Since this thread was posted I have tested Type light, Type 2.2 and Type 3.0 on Windows 7 without any problems. Type 3.0 also includes some enhancements for Windows 7.
I am interested to hear any other reports, or receive any assistance in isolating the cause (there have only been a few reported cases). This maybe a specific hardware or software compatibility issue (possibly 64 bit? - I have not tested on 64 bit systems).
Post by bruceuncle on Jun 19, 2011 18:49:29 GMT -5
I'm running Win7 64-bit on an I5-750. Type V3.0.011 is installed and generally runs OK.
I say 'generally' as I've had an occasional 'Unhandled exception' along the same lines as the one Scott posted. And every now and then, the glyphs view in the mapping window goes blank and I get a 'not responding'. If I've been quickly doing a lot of glyph manipulation repetitively, this will resolve itself if I just wait (for some threads to 'catch up' maybe?). But it can also be terminal sometimes. As you suggest in the manual - Save Often!
And one that I cannot understand: If I create a new font and import single-character glyphs into it, it warns me that only the first 50 will be saved when I try to save as TTF. And sure enough, it does only save the first 50 - just like the Typelight and Type trial versions. The single-character glyphs originally were created and saved from both the Typelight and trial Type versions. It left me wondering if you 'clobbered' the glyph files produced by those versions to prevent users creating more than 50 glyphs by saving them singly - like I did.
A workaround seems to be to open an existing Windows font (a copy I hasten to add) trash its contents and import into that. But its a lot more effort as the names and metrics all have to be changed and I would be concerned about copyright violations.
The above comments are far from deal-breakers. The software is just what I needed for my purposes (a keyboard and mouse symbol font for specific documentation). A great product overall.

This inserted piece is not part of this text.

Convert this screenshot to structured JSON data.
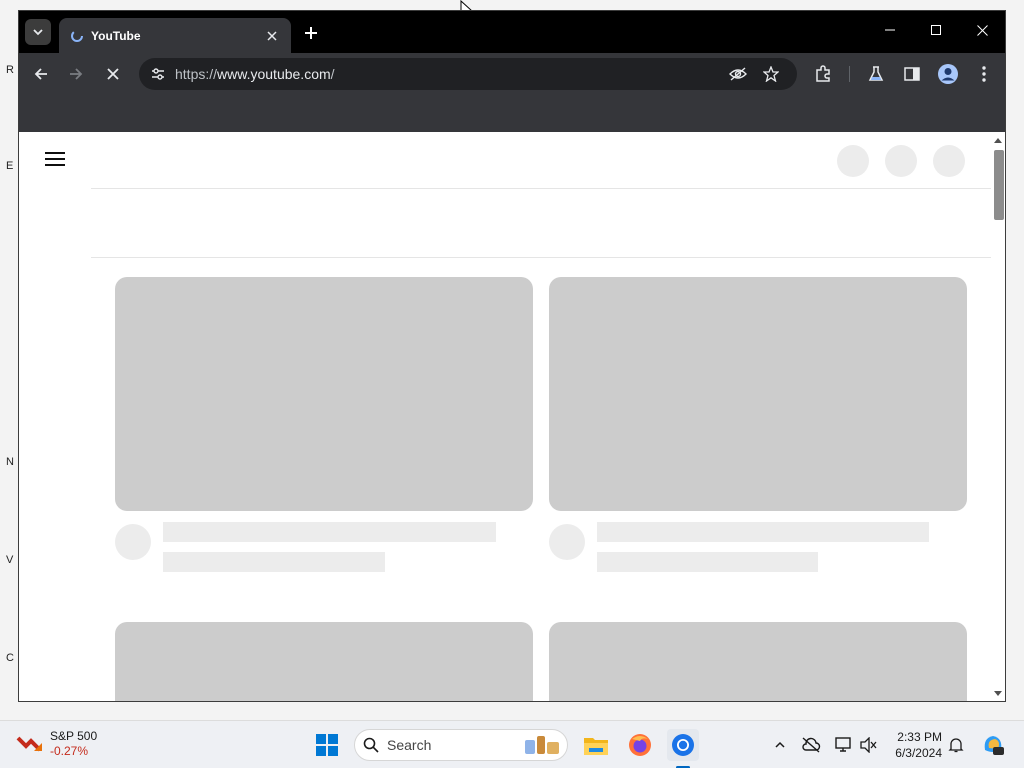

One request: The CR8tracer manual refers to creating glyph files in ASCII sequence to make the mapping in Type a one-hit process. It refers to a page in the Type 2.2 manual. I've scoured the Type 3.0 manual and can find no similar reference. So what's the process?
Post by Allan Murray on Jun 20, 2011 2:35:01 GMT -5
To map several glyphs at once: 1. Make sure that the first glyph is selected in the edit window 2. Click the character in the mapping window that you want to map the first glyph to (it will turn blue) 3. While holding the shift key, click on the last character that you want to map to (the whole range of characters will be highlighted blue). 4. Press the map button. The glyphs will be mapped sequentially from the first character to the last.
The reference seems to have got lost from the Type 3.0 manual. Will fix that on the next update.
Yes, glyph files created on the demo version (even though they may contain more than 50 glyphs) can only be used to export 50 glyph (max) fonts.
Post by bruceuncle on Jun 20, 2011 19:08:25 GMT -5
Many thanks for the prompt reply. And for the instructions on bulk mapping - works a treat.
Now I've got the full version, I abandoned the glyphs I'd created with the demo and used the action script facility to do things a lot faster. That feature really makes this editor a very powerful tool. As the majority of my font's glyphs are keyboard characters, it's been really simple to import the basic keyboard character glyphs, scale them to fit the key outline, then centre them and past the outline over the top - all in one hit over the entire glyph set. Great! (Even if the language syntax does remind me of the olden days - coding in assembler.